## TASK TO CARRY OUT:
Write out all the data verbatim. Skip images.

## App and web page records:
-- Opening Marker --

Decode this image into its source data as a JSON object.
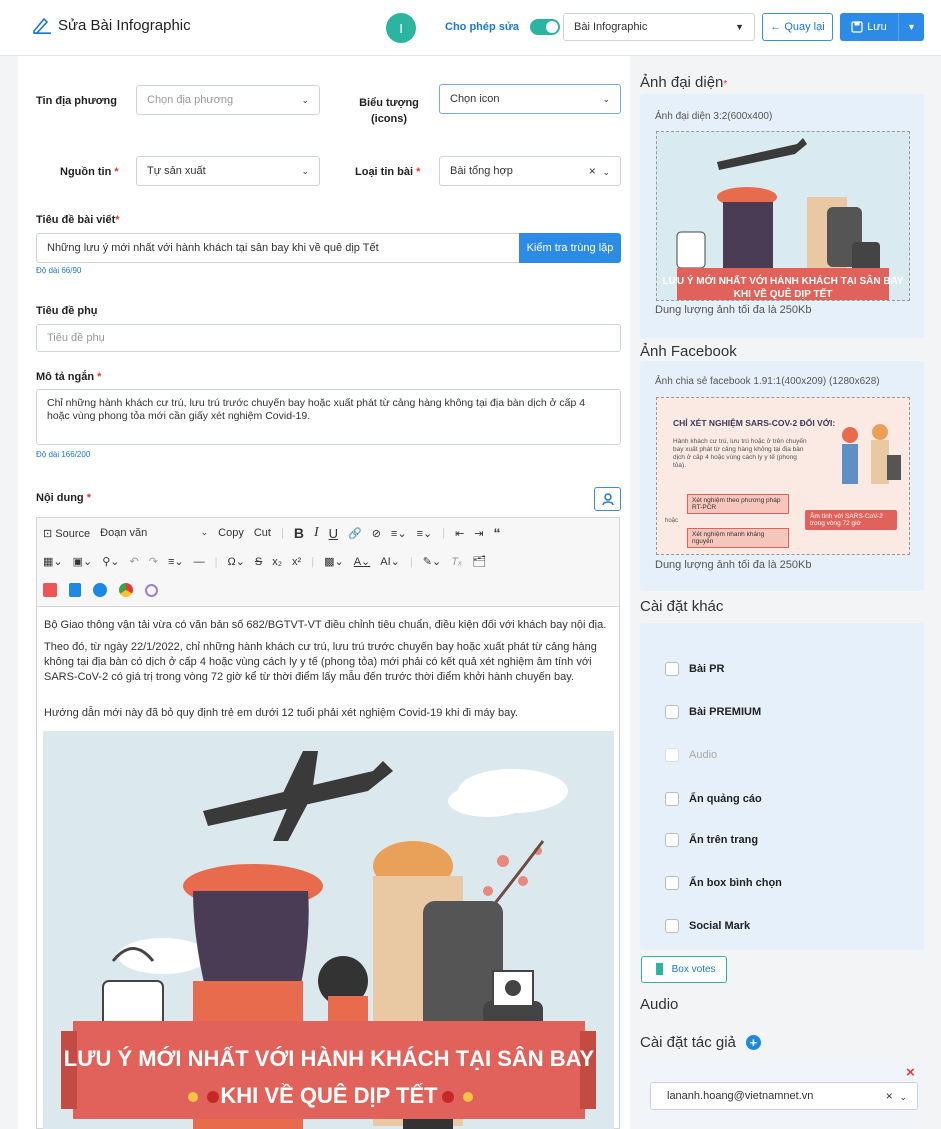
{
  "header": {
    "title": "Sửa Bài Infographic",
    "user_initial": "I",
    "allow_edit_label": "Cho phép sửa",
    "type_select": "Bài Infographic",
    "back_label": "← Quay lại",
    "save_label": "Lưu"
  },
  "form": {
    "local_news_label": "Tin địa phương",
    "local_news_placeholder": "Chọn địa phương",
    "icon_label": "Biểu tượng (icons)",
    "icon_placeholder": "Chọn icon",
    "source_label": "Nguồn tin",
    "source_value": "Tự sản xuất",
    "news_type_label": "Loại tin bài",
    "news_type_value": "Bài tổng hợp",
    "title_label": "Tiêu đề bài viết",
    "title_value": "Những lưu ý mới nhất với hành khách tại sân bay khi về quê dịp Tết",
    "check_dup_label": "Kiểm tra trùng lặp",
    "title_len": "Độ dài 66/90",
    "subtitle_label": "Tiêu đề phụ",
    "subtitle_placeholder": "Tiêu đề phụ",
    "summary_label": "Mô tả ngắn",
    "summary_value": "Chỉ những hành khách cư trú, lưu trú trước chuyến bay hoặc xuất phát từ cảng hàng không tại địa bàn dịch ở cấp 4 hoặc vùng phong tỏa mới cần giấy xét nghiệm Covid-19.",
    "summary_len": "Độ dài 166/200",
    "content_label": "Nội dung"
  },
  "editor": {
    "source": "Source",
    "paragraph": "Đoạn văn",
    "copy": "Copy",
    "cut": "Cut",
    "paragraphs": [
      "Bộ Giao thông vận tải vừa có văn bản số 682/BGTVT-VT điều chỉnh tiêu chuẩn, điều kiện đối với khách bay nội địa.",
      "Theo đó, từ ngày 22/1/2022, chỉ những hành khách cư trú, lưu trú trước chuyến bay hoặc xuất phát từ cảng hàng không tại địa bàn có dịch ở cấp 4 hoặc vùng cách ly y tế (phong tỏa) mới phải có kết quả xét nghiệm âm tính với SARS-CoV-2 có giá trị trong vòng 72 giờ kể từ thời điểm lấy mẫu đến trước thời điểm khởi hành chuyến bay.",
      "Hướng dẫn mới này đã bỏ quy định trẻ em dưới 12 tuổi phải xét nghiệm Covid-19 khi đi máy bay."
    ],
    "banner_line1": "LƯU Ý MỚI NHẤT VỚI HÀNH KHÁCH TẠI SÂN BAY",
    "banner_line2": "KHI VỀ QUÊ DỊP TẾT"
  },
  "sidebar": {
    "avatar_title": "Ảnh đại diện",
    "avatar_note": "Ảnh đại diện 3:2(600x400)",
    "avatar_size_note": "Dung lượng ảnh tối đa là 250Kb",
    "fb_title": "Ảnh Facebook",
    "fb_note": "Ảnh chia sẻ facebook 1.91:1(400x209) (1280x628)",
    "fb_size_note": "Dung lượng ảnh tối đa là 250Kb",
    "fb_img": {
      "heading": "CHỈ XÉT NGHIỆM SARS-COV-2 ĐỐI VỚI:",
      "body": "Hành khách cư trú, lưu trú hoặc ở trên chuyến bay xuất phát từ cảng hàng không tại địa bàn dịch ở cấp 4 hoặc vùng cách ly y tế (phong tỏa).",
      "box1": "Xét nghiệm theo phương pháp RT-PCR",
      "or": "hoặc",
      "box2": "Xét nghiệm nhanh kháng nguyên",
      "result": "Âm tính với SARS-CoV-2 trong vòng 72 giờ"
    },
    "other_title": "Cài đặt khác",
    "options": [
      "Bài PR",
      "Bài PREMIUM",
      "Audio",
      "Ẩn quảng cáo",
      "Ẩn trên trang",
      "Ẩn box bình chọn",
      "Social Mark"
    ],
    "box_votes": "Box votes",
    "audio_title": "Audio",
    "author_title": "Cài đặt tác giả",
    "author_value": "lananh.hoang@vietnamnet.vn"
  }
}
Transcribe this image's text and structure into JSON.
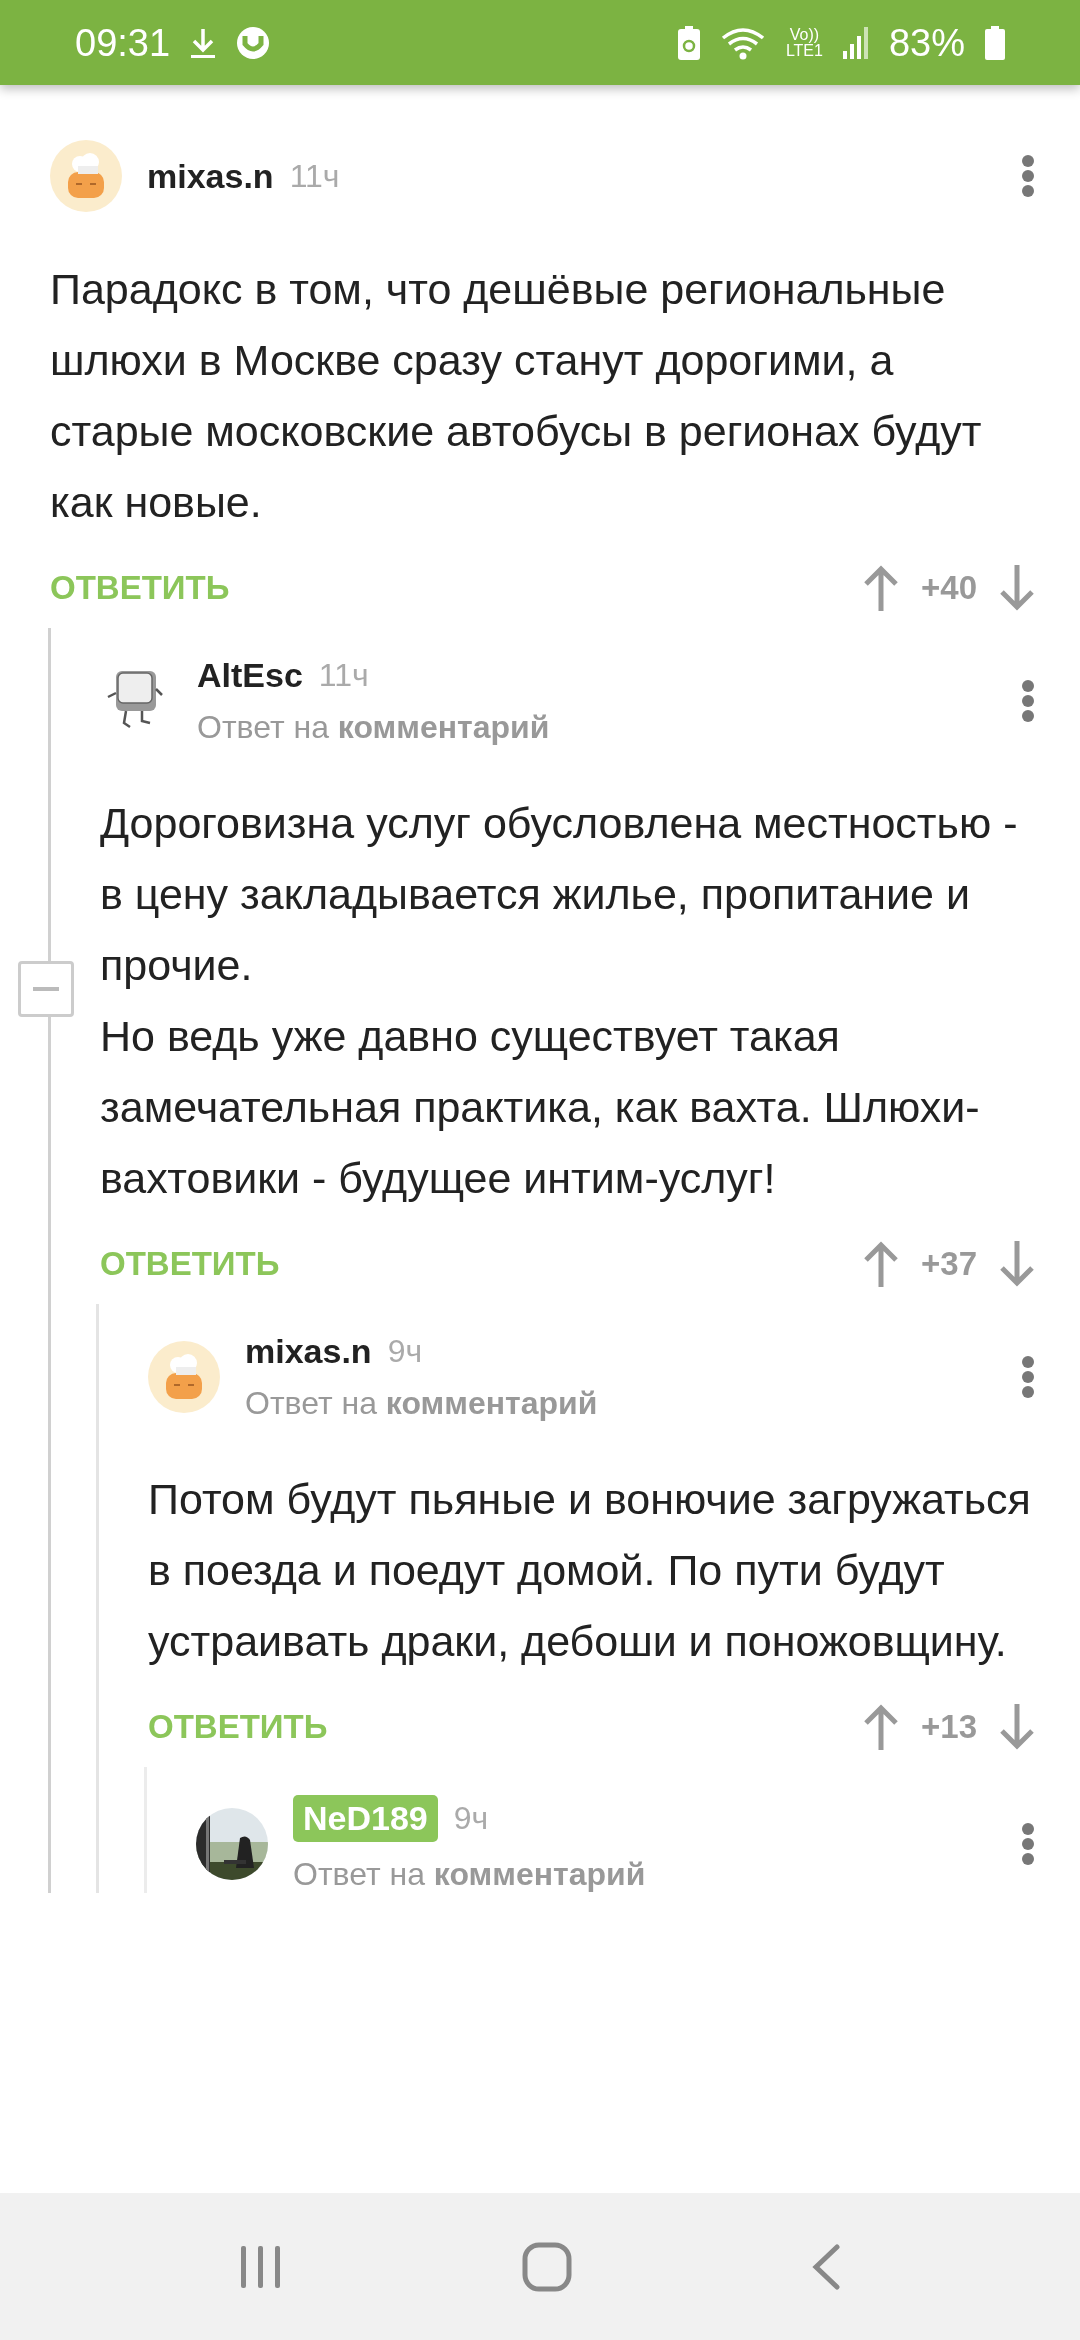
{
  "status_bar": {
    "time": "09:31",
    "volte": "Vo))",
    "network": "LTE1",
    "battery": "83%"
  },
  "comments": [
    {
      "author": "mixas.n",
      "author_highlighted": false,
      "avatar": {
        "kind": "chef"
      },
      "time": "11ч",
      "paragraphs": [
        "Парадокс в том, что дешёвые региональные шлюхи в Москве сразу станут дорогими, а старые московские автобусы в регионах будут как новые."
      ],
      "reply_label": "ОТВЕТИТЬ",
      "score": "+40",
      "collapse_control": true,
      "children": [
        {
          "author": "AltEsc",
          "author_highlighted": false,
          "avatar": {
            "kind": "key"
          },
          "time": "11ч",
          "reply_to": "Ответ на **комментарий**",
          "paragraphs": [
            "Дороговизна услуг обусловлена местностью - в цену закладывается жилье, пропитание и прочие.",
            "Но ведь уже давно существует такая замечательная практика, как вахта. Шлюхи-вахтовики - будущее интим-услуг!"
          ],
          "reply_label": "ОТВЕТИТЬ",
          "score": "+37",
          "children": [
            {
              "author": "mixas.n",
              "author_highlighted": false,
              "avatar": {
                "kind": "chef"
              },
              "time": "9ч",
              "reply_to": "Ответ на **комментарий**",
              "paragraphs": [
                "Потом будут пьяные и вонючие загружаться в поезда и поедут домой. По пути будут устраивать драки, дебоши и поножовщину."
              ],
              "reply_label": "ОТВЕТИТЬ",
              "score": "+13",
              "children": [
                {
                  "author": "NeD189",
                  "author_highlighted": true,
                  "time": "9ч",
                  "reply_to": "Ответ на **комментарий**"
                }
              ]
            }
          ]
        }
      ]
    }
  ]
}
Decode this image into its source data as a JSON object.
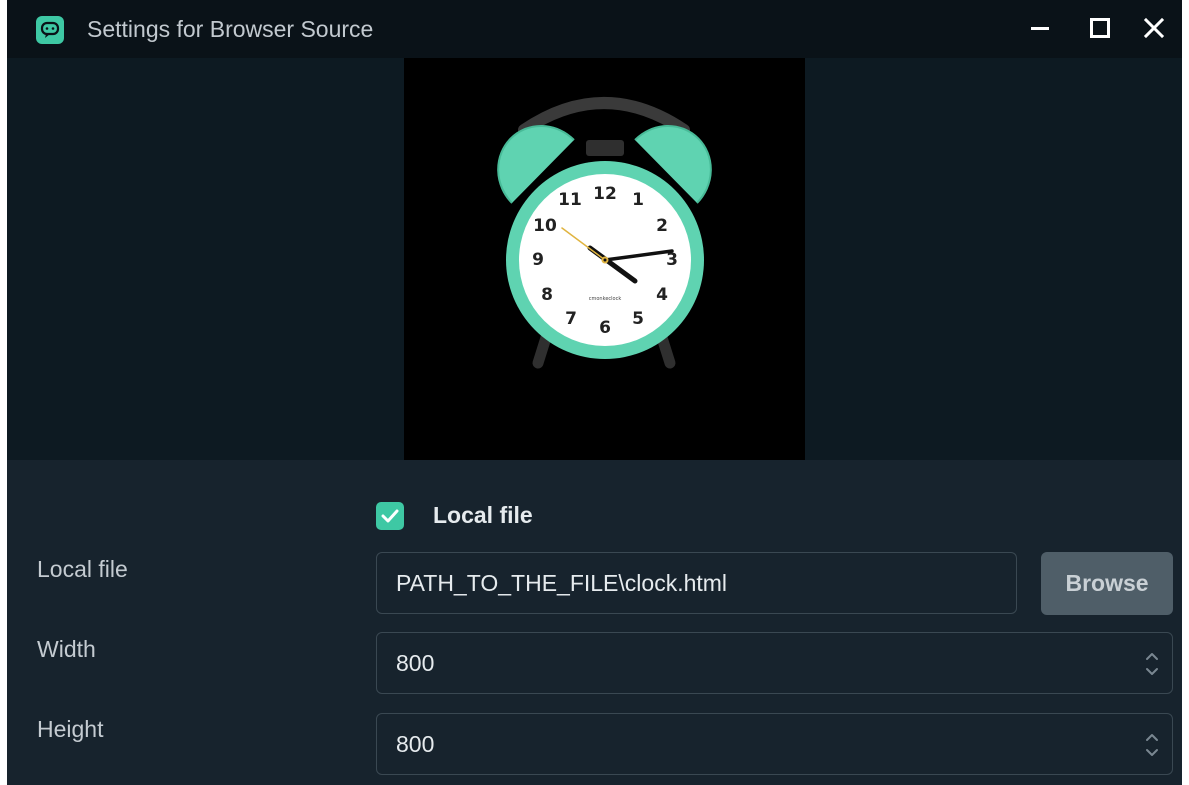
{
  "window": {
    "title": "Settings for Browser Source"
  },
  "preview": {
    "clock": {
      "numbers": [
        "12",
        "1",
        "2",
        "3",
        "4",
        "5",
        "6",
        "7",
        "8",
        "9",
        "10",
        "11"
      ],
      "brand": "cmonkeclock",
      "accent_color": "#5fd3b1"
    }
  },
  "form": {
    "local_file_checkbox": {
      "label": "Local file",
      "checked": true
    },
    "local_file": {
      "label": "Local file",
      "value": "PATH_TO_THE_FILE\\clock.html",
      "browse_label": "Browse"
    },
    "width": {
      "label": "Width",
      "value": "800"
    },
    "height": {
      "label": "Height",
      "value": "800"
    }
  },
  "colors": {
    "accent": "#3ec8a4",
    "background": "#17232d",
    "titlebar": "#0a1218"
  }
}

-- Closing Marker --

## WRITTEN SOLUTION:
Decode this image into its source data as a JSON object.
{
  "header": {
    "title": "Sửa Bài Infographic",
    "user_initial": "I",
    "allow_edit_label": "Cho phép sửa",
    "type_select": "Bài Infographic",
    "back_label": "← Quay lại",
    "save_label": "Lưu"
  },
  "form": {
    "local_news_label": "Tin địa phương",
    "local_news_placeholder": "Chọn địa phương",
    "icon_label": "Biểu tượng (icons)",
    "icon_placeholder": "Chọn icon",
    "source_label": "Nguồn tin",
    "source_value": "Tự sản xuất",
    "news_type_label": "Loại tin bài",
    "news_type_value": "Bài tổng hợp",
    "title_label": "Tiêu đề bài viết",
    "title_value": "Những lưu ý mới nhất với hành khách tại sân bay khi về quê dịp Tết",
    "check_dup_label": "Kiểm tra trùng lặp",
    "title_len": "Độ dài 66/90",
    "subtitle_label": "Tiêu đề phụ",
    "subtitle_placeholder": "Tiêu đề phụ",
    "summary_label": "Mô tả ngắn",
    "summary_value": "Chỉ những hành khách cư trú, lưu trú trước chuyến bay hoặc xuất phát từ cảng hàng không tại địa bàn dịch ở cấp 4 hoặc vùng phong tỏa mới cần giấy xét nghiệm Covid-19.",
    "summary_len": "Độ dài 166/200",
    "content_label": "Nội dung"
  },
  "editor": {
    "source": "Source",
    "paragraph": "Đoạn văn",
    "copy": "Copy",
    "cut": "Cut",
    "paragraphs": [
      "Bộ Giao thông vận tải vừa có văn bản số 682/BGTVT-VT điều chỉnh tiêu chuẩn, điều kiện đối với khách bay nội địa.",
      "Theo đó, từ ngày 22/1/2022, chỉ những hành khách cư trú, lưu trú trước chuyến bay hoặc xuất phát từ cảng hàng không tại địa bàn có dịch ở cấp 4 hoặc vùng cách ly y tế (phong tỏa) mới phải có kết quả xét nghiệm âm tính với SARS-CoV-2 có giá trị trong vòng 72 giờ kể từ thời điểm lấy mẫu đến trước thời điểm khởi hành chuyến bay.",
      "Hướng dẫn mới này đã bỏ quy định trẻ em dưới 12 tuổi phải xét nghiệm Covid-19 khi đi máy bay."
    ],
    "banner_line1": "LƯU Ý MỚI NHẤT VỚI HÀNH KHÁCH TẠI SÂN BAY",
    "banner_line2": "KHI VỀ QUÊ DỊP TẾT"
  },
  "sidebar": {
    "avatar_title": "Ảnh đại diện",
    "avatar_note": "Ảnh đại diện 3:2(600x400)",
    "avatar_size_note": "Dung lượng ảnh tối đa là 250Kb",
    "fb_title": "Ảnh Facebook",
    "fb_note": "Ảnh chia sẻ facebook 1.91:1(400x209) (1280x628)",
    "fb_size_note": "Dung lượng ảnh tối đa là 250Kb",
    "fb_img": {
      "heading": "CHỈ XÉT NGHIỆM SARS-COV-2 ĐỐI VỚI:",
      "body": "Hành khách cư trú, lưu trú hoặc ở trên chuyến bay xuất phát từ cảng hàng không tại địa bàn dịch ở cấp 4 hoặc vùng cách ly y tế (phong tỏa).",
      "box1": "Xét nghiệm theo phương pháp RT-PCR",
      "or": "hoặc",
      "box2": "Xét nghiệm nhanh kháng nguyên",
      "result": "Âm tính với SARS-CoV-2 trong vòng 72 giờ"
    },
    "other_title": "Cài đặt khác",
    "options": [
      "Bài PR",
      "Bài PREMIUM",
      "Audio",
      "Ẩn quảng cáo",
      "Ẩn trên trang",
      "Ẩn box bình chọn",
      "Social Mark"
    ],
    "box_votes": "Box votes",
    "audio_title": "Audio",
    "author_title": "Cài đặt tác giả",
    "author_value": "lananh.hoang@vietnamnet.vn"
  }
}
Transcribe this image's text and structure into JSON.
{
  "status_bar": {
    "time": "09:31",
    "volte": "Vo))",
    "network": "LTE1",
    "battery": "83%"
  },
  "comments": [
    {
      "author": "mixas.n",
      "author_highlighted": false,
      "avatar": {
        "kind": "chef"
      },
      "time": "11ч",
      "paragraphs": [
        "Парадокс в том, что дешёвые региональные шлюхи в Москве сразу станут дорогими, а старые московские автобусы в регионах будут как новые."
      ],
      "reply_label": "ОТВЕТИТЬ",
      "score": "+40",
      "collapse_control": true,
      "children": [
        {
          "author": "AltEsc",
          "author_highlighted": false,
          "avatar": {
            "kind": "key"
          },
          "time": "11ч",
          "reply_to": "Ответ на **комментарий**",
          "paragraphs": [
            "Дороговизна услуг обусловлена местностью - в цену закладывается жилье, пропитание и прочие.",
            "Но ведь уже давно существует такая замечательная практика, как вахта. Шлюхи-вахтовики - будущее интим-услуг!"
          ],
          "reply_label": "ОТВЕТИТЬ",
          "score": "+37",
          "children": [
            {
              "author": "mixas.n",
              "author_highlighted": false,
              "avatar": {
                "kind": "chef"
              },
              "time": "9ч",
              "reply_to": "Ответ на **комментарий**",
              "paragraphs": [
                "Потом будут пьяные и вонючие загружаться в поезда и поедут домой. По пути будут устраивать драки, дебоши и поножовщину."
              ],
              "reply_label": "ОТВЕТИТЬ",
              "score": "+13",
              "children": [
                {
                  "author": "NeD189",
                  "author_highlighted": true,
                  "time": "9ч",
                  "reply_to": "Ответ на **комментарий**"
                }
              ]
            }
          ]
        }
      ]
    }
  ]
}
Decode this image into its source data as a JSON object.
{
  "window": {
    "title": "Settings for Browser Source"
  },
  "preview": {
    "clock": {
      "numbers": [
        "12",
        "1",
        "2",
        "3",
        "4",
        "5",
        "6",
        "7",
        "8",
        "9",
        "10",
        "11"
      ],
      "brand": "cmonkeclock",
      "accent_color": "#5fd3b1"
    }
  },
  "form": {
    "local_file_checkbox": {
      "label": "Local file",
      "checked": true
    },
    "local_file": {
      "label": "Local file",
      "value": "PATH_TO_THE_FILE\\clock.html",
      "browse_label": "Browse"
    },
    "width": {
      "label": "Width",
      "value": "800"
    },
    "height": {
      "label": "Height",
      "value": "800"
    }
  },
  "colors": {
    "accent": "#3ec8a4",
    "background": "#17232d",
    "titlebar": "#0a1218"
  }
}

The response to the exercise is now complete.